Compare any two graphics cards:
Radeon HD 4850 512MB vs Radeon R7 250
IntroThe Radeon HD 4850 512MB features a clock frequency of 625 MHz and a GDDR3 memory frequency of 993 MHz. It also makes use of a 256-bit bus, and makes use of a 55 nm design. It features 800(160x5) SPUs, 40 Texture Address Units, and 16 Raster Operation Units.
Compare all that to the Radeon R7 250, which uses a 28 nm design. AMD has set the core frequency at 1000 MHz. The GDDR5 RAM works at a frequency of 1150 MHz on this card. It features 384 SPUs as well as 24 TAUs and 8 ROPs.
(No game benchmarks for this combination yet.)
Power Usage and Theoretical Benchmarks
Power Consumption (Max TDP)
Theoretically speaking, the Radeon R7 250 should perform a little bit faster than the Radeon HD 4850 512MB in general. (explain)
Texel RateThe Radeon HD 4850 512MB is just a bit (about 4%) better at texture filtering than the Radeon R7 250. (explain)
Pixel RateThe Radeon HD 4850 512MB should be much (approximately 25%) faster with regards to anti-aliasing than the Radeon R7 250, and should be able to handle higher resolutions without losing too much performance. (explain)
Please note that the above 'benchmarks' are all just theoretical - the results were calculated based on the card's specifications, and real-world performance may (and probably will) vary at least a bit.
Please note that the price comparisons are based on search keywords - sometimes it might show cards with very similar names that are not exactly the same as the one chosen in the comparison. We do try to filter out the wrong results as best we can, though.
Memory Bandwidth: Memory bandwidth is the maximum amount of data (in units of megabytes per second) that can be transported past the external memory interface in a second.

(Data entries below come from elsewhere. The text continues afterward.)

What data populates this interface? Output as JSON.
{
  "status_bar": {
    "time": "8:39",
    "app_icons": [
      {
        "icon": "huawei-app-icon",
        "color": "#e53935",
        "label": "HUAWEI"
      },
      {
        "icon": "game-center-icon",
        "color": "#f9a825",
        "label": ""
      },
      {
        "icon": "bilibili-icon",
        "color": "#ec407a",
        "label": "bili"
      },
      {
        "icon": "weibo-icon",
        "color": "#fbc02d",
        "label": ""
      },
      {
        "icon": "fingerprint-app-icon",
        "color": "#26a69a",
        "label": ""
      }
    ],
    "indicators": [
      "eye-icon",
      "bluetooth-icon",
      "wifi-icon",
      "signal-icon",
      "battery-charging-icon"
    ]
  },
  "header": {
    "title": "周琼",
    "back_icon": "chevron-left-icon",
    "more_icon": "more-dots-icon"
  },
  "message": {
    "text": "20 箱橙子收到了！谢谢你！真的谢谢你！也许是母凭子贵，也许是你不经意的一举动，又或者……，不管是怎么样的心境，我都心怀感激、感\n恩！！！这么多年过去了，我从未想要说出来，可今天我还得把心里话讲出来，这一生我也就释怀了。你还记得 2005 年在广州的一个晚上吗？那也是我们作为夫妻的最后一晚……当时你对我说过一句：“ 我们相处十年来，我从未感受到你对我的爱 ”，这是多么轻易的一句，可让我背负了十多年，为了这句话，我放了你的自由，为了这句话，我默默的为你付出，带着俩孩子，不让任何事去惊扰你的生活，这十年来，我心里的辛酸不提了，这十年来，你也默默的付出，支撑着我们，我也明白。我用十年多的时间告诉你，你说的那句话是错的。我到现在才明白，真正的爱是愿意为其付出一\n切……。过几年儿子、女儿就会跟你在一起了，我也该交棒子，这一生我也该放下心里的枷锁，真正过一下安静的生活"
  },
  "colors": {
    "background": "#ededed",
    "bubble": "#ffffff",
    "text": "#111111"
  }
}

It's worked out by multiplying the interface width by its memory clock speed. If the card has DDR type memory, it must be multiplied by 2 once again. If it uses DDR5, multiply by 4 instead. The higher the card's memory bandwidth, the better the card will be in general. It especially helps with AA, High Dynamic Range and high resolutions.
Texel Rate: Texel rate is the maximum amount of texture map elements (texels) that are applied in one second. This number is worked out by multiplying the total number of texture units by the core speed of the chip. The better this number, the better the graphics card will be at texture filtering (anisotropic filtering - AF). It is measured in millions of texels applied per second.
Pixel Rate: Pixel rate is the maximum amount of pixels that the graphics card could possibly write to its local memory in one second - measured in millions of pixels per second. Pixel rate is calculated by multiplying the amount of colour ROPs by the clock speed of the card. ROPs (Raster Operations Pipelines - also called Render Output Units) are responsible for outputting the pixels (image) to the screen. The actual pixel fill rate is also dependant on quite a few other factors, especially the memory bandwidth - the lower the bandwidth is, the lower the potential to reach the maximum fill rate.